Advanced Rules: File & Publisher Certificate Identification Criteria
Gain a better understanding of how to organize and manage rules effectively with expert guidance.
Table of Contents
When Rules are created as part of a Real-Time Privilege Request (from either the AutoElevate Notify mobile app or from the Admin Portal), the identification criteria used is always the file's MD5 hash. Advanced Rules can be developed by selecting additional File and Publisher Certificate Identification Criteria when editing an existing MD5 rule or creating a new one from an Event.
Edit an Existing Rule from the Rules screen (in the Admin Portal - https://msp.autoelevate.com) by clicking the Edit (pencil icon) next to the Rule.
Create a New Rule from the Events screen (in the Admin Portal - https://msp.autoelevate.com) by checking the box next to an Event and selecting Convert to Rule from the Actions menu.
Using File and Publisher Certificate Identification Criteria Combinations
Advanced Rules can be set up to match as many combinations of the File and/or Publisher Certificate identification criteria as you desire by selecting the checkboxes next to the elements from the Event that you would like the Rule to match. If a match is found when a UAC Event takes place, the AutoElevate Agent then carries out the defined action of either Approved, Denied, or Ignored. For the Rule to be applied to an event, it must match ALL of the selected identification criteria.
File Identification Criteria
File Identification Criteria can be selected in any combination of 5 options: Product Name, File Path, File Name, Original File Name, MD5 Hash. The default values of these criteria are set to what was read from the actual file from the local computer where the original Event happened. Wildcard characters can specify dynamic elements (* ? [a-z]).
Product Name: A value specified by the software publisher and embedded in the file's binary. It can be blank if the file does not contain version information.
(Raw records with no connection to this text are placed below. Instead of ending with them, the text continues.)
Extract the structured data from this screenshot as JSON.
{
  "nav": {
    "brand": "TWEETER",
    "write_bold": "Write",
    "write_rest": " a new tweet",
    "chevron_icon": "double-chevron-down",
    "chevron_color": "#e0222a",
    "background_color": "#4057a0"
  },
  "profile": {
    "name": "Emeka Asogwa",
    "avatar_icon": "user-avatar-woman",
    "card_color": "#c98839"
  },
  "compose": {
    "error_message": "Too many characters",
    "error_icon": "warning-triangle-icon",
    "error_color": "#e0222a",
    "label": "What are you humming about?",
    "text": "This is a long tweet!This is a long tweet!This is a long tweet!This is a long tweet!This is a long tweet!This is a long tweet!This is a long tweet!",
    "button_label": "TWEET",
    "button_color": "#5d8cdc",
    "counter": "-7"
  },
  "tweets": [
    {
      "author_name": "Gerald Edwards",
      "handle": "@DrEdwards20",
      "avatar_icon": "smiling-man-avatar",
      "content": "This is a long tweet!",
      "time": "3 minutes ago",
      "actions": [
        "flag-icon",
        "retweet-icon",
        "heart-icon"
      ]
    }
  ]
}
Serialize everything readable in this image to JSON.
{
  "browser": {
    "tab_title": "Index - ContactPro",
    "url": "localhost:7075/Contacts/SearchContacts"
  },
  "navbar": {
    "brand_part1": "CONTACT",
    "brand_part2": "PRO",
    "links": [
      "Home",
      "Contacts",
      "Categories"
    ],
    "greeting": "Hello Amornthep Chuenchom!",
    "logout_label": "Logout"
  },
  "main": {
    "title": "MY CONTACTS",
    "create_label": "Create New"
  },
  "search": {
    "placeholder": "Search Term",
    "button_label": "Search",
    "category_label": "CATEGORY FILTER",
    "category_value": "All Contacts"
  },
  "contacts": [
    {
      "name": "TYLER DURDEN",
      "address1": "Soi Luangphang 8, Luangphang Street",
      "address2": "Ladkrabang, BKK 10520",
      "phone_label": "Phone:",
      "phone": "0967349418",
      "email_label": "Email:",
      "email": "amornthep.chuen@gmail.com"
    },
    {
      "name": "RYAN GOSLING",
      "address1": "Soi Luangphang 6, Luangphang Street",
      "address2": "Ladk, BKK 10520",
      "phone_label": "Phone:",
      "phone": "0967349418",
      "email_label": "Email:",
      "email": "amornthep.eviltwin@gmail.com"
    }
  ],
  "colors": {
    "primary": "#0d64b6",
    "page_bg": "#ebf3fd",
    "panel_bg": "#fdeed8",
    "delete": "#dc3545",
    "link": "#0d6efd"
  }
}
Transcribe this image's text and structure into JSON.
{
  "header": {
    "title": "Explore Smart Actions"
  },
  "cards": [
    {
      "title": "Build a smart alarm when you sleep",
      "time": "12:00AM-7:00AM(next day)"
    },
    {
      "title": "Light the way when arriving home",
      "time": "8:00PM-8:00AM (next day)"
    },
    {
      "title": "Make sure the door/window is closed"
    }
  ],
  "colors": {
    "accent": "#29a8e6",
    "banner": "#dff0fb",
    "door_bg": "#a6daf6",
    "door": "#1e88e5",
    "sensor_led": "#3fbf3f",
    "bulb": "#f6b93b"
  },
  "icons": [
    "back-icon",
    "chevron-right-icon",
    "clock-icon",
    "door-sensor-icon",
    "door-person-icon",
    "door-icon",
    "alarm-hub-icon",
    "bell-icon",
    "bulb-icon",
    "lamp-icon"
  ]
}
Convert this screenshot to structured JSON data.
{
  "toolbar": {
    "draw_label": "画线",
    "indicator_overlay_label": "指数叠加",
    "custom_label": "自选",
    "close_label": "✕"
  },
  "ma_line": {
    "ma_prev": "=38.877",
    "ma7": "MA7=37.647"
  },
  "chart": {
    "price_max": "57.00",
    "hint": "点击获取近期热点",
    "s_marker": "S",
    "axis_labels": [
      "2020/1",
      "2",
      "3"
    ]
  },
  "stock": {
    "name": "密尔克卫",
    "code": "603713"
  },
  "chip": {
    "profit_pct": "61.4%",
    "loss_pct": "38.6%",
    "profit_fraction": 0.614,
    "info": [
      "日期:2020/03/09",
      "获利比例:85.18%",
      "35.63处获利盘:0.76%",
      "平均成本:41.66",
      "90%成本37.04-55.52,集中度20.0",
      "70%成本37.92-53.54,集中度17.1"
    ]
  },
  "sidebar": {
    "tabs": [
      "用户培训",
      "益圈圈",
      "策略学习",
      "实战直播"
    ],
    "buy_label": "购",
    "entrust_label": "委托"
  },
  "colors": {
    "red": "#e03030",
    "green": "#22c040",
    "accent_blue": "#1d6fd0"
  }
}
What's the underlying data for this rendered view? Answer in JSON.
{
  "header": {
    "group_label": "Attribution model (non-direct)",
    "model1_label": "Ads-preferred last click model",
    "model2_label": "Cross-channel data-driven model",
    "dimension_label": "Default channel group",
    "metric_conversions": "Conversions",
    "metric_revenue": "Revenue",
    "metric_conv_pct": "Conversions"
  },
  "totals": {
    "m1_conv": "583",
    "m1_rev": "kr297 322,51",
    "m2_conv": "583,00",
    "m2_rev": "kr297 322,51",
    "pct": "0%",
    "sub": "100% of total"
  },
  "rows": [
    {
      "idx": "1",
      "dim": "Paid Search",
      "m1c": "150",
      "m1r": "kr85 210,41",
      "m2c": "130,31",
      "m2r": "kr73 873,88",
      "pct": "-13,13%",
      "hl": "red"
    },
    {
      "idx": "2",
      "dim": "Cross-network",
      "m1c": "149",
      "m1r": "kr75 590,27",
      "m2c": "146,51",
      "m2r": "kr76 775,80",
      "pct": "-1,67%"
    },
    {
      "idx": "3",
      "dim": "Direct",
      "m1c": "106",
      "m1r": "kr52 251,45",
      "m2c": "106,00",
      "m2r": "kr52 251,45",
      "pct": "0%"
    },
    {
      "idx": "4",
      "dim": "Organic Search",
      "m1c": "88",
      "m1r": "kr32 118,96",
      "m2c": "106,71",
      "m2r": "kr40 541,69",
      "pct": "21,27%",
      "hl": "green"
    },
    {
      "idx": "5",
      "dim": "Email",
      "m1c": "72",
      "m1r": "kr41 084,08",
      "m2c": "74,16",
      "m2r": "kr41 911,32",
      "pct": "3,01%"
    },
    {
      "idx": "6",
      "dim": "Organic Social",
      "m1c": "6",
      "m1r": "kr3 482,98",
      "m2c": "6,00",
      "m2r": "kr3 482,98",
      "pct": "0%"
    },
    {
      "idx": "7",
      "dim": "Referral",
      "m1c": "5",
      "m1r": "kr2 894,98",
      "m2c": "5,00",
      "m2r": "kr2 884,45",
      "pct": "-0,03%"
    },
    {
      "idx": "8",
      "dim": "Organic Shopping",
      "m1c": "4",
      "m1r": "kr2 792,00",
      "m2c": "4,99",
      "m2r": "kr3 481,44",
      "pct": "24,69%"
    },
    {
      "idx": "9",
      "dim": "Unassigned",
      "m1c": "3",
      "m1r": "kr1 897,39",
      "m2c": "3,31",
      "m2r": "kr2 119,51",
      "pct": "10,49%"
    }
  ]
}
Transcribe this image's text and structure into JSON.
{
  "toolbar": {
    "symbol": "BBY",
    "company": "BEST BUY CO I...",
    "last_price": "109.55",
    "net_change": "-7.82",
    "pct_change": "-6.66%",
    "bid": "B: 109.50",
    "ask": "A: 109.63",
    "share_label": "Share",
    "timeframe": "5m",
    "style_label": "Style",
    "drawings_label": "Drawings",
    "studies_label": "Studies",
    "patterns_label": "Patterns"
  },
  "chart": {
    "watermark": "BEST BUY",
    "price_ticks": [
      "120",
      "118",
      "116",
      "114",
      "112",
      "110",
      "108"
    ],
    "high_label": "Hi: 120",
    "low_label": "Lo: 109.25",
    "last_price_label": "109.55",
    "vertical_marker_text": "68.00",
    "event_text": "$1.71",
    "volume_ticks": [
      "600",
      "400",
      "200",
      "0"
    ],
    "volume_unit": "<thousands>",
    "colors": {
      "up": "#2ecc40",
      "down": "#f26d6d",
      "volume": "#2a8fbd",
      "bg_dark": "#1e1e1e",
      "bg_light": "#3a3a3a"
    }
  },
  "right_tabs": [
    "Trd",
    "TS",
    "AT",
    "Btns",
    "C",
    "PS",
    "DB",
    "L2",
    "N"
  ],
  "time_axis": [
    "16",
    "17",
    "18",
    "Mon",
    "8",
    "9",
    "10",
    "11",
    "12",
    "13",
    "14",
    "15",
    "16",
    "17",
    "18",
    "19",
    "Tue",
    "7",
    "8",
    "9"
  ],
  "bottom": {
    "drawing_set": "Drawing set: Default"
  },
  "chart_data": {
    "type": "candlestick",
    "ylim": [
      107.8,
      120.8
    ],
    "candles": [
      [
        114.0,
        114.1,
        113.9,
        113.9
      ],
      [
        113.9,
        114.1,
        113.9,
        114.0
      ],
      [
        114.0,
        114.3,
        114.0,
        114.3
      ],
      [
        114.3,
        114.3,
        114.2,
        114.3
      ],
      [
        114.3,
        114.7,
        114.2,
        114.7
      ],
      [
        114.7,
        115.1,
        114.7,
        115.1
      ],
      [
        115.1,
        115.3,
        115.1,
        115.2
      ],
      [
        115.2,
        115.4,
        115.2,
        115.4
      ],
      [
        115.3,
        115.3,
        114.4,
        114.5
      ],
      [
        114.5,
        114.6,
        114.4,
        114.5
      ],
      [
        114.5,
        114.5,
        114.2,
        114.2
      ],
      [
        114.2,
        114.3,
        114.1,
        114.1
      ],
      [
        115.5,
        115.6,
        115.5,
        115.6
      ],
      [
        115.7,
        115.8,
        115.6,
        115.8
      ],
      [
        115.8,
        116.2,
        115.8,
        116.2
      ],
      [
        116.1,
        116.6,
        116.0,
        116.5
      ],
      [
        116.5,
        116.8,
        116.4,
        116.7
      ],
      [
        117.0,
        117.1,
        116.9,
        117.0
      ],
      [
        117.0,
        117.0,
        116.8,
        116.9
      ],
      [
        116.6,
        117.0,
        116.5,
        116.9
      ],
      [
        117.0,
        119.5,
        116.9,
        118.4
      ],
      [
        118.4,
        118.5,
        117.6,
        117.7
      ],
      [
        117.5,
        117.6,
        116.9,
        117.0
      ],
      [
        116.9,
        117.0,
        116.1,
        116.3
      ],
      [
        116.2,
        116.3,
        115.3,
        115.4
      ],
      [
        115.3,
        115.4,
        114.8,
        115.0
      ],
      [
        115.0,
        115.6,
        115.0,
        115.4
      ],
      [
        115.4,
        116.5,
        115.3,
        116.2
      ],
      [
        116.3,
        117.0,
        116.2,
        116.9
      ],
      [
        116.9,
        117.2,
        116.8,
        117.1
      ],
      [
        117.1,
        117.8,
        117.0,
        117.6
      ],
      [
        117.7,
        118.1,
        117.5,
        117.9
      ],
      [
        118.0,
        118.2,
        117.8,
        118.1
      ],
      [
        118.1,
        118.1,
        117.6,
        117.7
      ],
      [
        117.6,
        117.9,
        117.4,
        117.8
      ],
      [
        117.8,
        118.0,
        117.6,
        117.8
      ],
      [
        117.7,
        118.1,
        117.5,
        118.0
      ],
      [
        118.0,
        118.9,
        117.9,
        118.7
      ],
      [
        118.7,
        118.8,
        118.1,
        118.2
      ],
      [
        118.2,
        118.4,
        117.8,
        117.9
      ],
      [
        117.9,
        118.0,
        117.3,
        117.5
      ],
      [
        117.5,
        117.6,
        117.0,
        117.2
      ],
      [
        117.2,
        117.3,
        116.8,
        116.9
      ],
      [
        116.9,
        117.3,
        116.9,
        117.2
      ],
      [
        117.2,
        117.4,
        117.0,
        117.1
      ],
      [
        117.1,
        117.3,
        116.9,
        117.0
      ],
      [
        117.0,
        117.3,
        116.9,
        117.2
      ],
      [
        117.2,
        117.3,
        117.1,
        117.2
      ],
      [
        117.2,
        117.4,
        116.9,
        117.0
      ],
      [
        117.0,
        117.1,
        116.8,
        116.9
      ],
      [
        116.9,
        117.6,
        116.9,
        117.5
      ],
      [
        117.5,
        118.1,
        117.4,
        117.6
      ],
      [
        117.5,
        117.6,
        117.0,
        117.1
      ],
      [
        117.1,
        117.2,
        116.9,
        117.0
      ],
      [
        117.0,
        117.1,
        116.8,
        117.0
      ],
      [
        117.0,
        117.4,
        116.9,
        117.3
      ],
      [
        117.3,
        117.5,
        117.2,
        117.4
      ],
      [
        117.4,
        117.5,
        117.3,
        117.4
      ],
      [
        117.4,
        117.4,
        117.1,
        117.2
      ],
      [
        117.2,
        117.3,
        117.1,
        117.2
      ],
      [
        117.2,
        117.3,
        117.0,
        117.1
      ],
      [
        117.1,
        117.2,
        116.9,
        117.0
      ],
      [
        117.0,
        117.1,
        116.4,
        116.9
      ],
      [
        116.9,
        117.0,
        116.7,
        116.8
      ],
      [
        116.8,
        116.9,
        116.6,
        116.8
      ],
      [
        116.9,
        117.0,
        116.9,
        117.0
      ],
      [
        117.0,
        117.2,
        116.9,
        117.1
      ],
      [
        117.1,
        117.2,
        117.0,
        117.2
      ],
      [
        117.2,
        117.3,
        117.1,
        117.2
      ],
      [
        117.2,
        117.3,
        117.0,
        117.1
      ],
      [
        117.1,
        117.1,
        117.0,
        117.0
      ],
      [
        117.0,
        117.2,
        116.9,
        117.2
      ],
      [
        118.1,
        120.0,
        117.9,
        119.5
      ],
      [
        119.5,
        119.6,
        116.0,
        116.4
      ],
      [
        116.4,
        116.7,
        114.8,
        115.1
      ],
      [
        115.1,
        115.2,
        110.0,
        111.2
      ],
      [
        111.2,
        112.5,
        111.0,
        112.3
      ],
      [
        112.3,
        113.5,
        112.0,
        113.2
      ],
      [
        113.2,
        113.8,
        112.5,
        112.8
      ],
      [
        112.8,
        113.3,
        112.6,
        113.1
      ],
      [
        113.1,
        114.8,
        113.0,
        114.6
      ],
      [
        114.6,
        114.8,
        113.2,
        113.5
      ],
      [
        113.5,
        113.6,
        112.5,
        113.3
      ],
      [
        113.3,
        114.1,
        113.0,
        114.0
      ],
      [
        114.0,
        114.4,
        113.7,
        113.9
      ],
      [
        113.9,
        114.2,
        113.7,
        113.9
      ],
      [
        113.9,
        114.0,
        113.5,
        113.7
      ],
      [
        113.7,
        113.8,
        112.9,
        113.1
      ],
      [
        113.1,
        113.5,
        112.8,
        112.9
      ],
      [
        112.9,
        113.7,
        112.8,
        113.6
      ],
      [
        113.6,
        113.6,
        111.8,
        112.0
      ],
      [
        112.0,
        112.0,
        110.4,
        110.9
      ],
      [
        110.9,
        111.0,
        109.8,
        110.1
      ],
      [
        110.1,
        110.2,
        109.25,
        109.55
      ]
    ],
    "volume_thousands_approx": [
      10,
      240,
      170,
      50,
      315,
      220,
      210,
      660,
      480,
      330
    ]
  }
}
File Path: The full path of the file's location on the local machine, including the file's name. The agent will expand any Windows environment variables when processing the File Path. Click HERE for more information on Windows env vars.
Currently, the agent cannot process env vars that include local user information (i.e., %LOCALAPPDATA%). This will be adjusted in a future update.
- Currently, the agent cannot process env vars that include local user information (i.e., %LOCALAPPDATA%). This will be adjusted in a future update.
File Name: The file name extracted from the path.
Original File Name: The name the file was created with. It can be blank if the file does not contain version information.
MD5 Hash: The MD5 hash of the file.
Publisher Identification Criteria
Publisher Identification Criteria can be set to 1 of 2 options: Subject Elements or Certificate Hash.
Subject Elements: These are the different parts of the Subject distinguished name found in the publisher certificate. Any combination of elements can be selected. However, it's good to note that each software publisher can use many certificates. Targeting fewer subject elements will allow for a wider range of software matching the identification criteria selected.
Certificate Hash: This is the thumbprint of the certificate used to sign the file. It is very specific to that certificate only. Typically, publisher certificates expire after a year or 2. This means publishers need to get new certificates with new thumbprints frequently. Targeting the certificate hash may mean that you will need to create new Rules to account for these new certificates when they are issued.
Where do we get the Publisher Identification Info?
You will see an expandable section of information about the publisher certificate along with the publisher options. This data is generated from the file examined on the local machine that the Event originated from.
Whether the file is marked as Verified or not depends on whether the certificate chain on the local machine was verified. Verified certs are where the certificate and/or its issuer are in the local certificate authority (CA) on the local machine and whether the Signing Time falls between the Valid From to Valid To time stamps.
The defined rules are encrypted and stored in a secure registry area at each check-in and will continue to work with or without connectivity to the Internet and/or our services.
We default to a security position and allow the UAC to come up for anything that doesn't have a rule.
We also recommend creating a break-the-glass local admin on each system (perhaps only management can access the credentials) for rare cases like these.
Make sure your agents are at v2.4+. Only events generated from a machine running version agent v2.4+ will be able to define a rule using publisher certificate & file info. Additional information is required to make publisher certificate rules that the previous Agent versions did not capture. Only Agent versions 2.4+ can interpret and process the identification criteria set on these new Rules.
If you see agents still stuck on v2.3.8, check that they have at least .NET v4.7, which is required. If the machine does not have version 4.7, the Agent will not install and should remain at the previous version.
Powershell v3.0+ is also required to process any rules with wildcard characters.
- Only users in the Administrators and Technician (Level 3) roles have permission to edit & set the identification criteria on Rules.
Publisher certificate verification has been built into agent v2.4+ to ensure the safety and security of making rules based on publisher certificate criteria.
The AutoElevate rules engine does this verification, like most security tools do, using information from the local certificate authority store (CA) on each machine. Microsoft updates the local certificate authority stores. Security and mitigation of threats to the local certificate store on each machine strongly depend upon users only having standard user privileges.